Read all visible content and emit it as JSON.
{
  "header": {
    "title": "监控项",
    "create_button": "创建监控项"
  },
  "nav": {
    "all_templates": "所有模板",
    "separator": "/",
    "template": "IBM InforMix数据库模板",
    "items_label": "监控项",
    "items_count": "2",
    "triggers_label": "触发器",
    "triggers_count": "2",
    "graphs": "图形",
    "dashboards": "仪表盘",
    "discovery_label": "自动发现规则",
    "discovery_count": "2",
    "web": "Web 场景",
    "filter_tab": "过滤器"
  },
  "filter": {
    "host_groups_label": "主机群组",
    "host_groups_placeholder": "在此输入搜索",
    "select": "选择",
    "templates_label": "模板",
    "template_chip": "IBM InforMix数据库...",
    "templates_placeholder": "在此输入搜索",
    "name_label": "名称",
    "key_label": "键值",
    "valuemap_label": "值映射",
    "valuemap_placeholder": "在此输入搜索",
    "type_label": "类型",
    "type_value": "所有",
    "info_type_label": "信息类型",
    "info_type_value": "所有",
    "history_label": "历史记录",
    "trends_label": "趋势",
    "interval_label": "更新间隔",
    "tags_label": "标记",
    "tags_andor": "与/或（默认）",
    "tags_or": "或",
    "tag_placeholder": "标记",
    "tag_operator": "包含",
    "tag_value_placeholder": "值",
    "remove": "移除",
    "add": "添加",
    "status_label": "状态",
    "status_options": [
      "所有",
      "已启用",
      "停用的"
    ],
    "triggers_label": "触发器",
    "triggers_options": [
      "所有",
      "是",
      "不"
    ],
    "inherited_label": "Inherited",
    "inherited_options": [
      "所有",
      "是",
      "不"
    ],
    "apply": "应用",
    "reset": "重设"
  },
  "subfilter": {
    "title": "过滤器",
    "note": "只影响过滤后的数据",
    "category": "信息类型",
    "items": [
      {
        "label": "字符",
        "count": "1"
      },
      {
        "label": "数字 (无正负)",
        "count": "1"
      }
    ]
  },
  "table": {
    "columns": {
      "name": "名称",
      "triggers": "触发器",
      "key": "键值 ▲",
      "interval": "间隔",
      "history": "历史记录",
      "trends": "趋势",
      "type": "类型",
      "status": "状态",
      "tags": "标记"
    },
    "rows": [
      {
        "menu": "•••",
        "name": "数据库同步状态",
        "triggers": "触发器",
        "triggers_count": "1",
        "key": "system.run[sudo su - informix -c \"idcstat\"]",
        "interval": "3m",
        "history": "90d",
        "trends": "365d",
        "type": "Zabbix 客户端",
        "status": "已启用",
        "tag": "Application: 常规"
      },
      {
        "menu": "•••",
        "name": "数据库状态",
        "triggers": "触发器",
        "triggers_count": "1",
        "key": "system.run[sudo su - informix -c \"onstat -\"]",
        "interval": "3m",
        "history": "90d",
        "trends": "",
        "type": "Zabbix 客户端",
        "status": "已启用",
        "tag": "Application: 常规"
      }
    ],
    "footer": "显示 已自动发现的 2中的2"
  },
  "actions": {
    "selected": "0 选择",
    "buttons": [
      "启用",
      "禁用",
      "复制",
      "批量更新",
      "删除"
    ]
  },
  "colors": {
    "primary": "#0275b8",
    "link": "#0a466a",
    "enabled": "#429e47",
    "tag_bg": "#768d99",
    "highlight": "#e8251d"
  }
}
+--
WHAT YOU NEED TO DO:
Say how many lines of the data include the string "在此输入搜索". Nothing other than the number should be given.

ANSWER:
3